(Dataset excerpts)
--- START ---

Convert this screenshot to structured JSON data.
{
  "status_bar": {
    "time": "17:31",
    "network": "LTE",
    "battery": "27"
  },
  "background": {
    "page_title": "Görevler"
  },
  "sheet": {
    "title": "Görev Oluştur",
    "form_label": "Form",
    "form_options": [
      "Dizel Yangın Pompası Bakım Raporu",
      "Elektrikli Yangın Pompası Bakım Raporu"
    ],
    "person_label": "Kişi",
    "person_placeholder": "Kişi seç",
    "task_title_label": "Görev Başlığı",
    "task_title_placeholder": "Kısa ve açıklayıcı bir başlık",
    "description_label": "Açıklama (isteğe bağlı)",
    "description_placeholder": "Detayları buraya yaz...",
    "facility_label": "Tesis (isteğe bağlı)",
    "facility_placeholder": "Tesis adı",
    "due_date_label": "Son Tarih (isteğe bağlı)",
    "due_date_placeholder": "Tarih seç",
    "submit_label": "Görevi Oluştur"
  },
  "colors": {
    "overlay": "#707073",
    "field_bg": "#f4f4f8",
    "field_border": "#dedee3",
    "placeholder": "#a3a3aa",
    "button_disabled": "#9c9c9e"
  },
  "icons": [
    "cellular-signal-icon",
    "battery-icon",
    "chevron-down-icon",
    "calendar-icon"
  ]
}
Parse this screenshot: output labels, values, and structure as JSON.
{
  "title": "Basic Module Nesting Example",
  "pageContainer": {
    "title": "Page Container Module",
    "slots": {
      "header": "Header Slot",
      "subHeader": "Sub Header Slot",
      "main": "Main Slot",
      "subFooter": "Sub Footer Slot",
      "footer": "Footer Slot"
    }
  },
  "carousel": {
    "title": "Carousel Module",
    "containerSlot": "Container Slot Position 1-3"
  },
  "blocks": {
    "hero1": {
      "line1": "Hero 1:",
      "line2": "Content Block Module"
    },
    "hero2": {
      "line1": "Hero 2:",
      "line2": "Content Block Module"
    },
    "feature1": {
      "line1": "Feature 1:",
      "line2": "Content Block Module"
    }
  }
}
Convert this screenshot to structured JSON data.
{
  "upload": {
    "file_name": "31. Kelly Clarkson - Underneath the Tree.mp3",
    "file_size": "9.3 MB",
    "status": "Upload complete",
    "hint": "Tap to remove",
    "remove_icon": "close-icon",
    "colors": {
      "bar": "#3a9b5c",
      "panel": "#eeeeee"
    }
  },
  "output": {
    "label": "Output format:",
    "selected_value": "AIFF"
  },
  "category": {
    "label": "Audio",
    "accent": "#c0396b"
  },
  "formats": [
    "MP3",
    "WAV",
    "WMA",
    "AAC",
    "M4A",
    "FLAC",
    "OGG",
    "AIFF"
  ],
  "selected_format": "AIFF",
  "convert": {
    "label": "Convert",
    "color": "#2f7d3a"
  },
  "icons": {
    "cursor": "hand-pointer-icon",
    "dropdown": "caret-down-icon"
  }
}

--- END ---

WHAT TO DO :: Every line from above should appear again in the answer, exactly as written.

EXERCISE SOLUTION ::
Convert this screenshot to structured JSON data.
{
  "status_bar": {
    "time": "17:31",
    "network": "LTE",
    "battery": "27"
  },
  "background": {
    "page_title": "Görevler"
  },
  "sheet": {
    "title": "Görev Oluştur",
    "form_label": "Form",
    "form_options": [
      "Dizel Yangın Pompası Bakım Raporu",
      "Elektrikli Yangın Pompası Bakım Raporu"
    ],
    "person_label": "Kişi",
    "person_placeholder": "Kişi seç",
    "task_title_label": "Görev Başlığı",
    "task_title_placeholder": "Kısa ve açıklayıcı bir başlık",
    "description_label": "Açıklama (isteğe bağlı)",
    "description_placeholder": "Detayları buraya yaz...",
    "facility_label": "Tesis (isteğe bağlı)",
    "facility_placeholder": "Tesis adı",
    "due_date_label": "Son Tarih (isteğe bağlı)",
    "due_date_placeholder": "Tarih seç",
    "submit_label": "Görevi Oluştur"
  },
  "colors": {
    "overlay": "#707073",
    "field_bg": "#f4f4f8",
    "field_border": "#dedee3",
    "placeholder": "#a3a3aa",
    "button_disabled": "#9c9c9e"
  },
  "icons": [
    "cellular-signal-icon",
    "battery-icon",
    "chevron-down-icon",
    "calendar-icon"
  ]
}
Parse this screenshot: output labels, values, and structure as JSON.
{
  "title": "Basic Module Nesting Example",
  "pageContainer": {
    "title": "Page Container Module",
    "slots": {
      "header": "Header Slot",
      "subHeader": "Sub Header Slot",
      "main": "Main Slot",
      "subFooter": "Sub Footer Slot",
      "footer": "Footer Slot"
    }
  },
  "carousel": {
    "title": "Carousel Module",
    "containerSlot": "Container Slot Position 1-3"
  },
  "blocks": {
    "hero1": {
      "line1": "Hero 1:",
      "line2": "Content Block Module"
    },
    "hero2": {
      "line1": "Hero 2:",
      "line2": "Content Block Module"
    },
    "feature1": {
      "line1": "Feature 1:",
      "line2": "Content Block Module"
    }
  }
}
Convert this screenshot to structured JSON data.
{
  "upload": {
    "file_name": "31. Kelly Clarkson - Underneath the Tree.mp3",
    "file_size": "9.3 MB",
    "status": "Upload complete",
    "hint": "Tap to remove",
    "remove_icon": "close-icon",
    "colors": {
      "bar": "#3a9b5c",
      "panel": "#eeeeee"
    }
  },
  "output": {
    "label": "Output format:",
    "selected_value": "AIFF"
  },
  "category": {
    "label": "Audio",
    "accent": "#c0396b"
  },
  "formats": [
    "MP3",
    "WAV",
    "WMA",
    "AAC",
    "M4A",
    "FLAC",
    "OGG",
    "AIFF"
  ],
  "selected_format": "AIFF",
  "convert": {
    "label": "Convert",
    "color": "#2f7d3a"
  },
  "icons": {
    "cursor": "hand-pointer-icon",
    "dropdown": "caret-down-icon"
  }
}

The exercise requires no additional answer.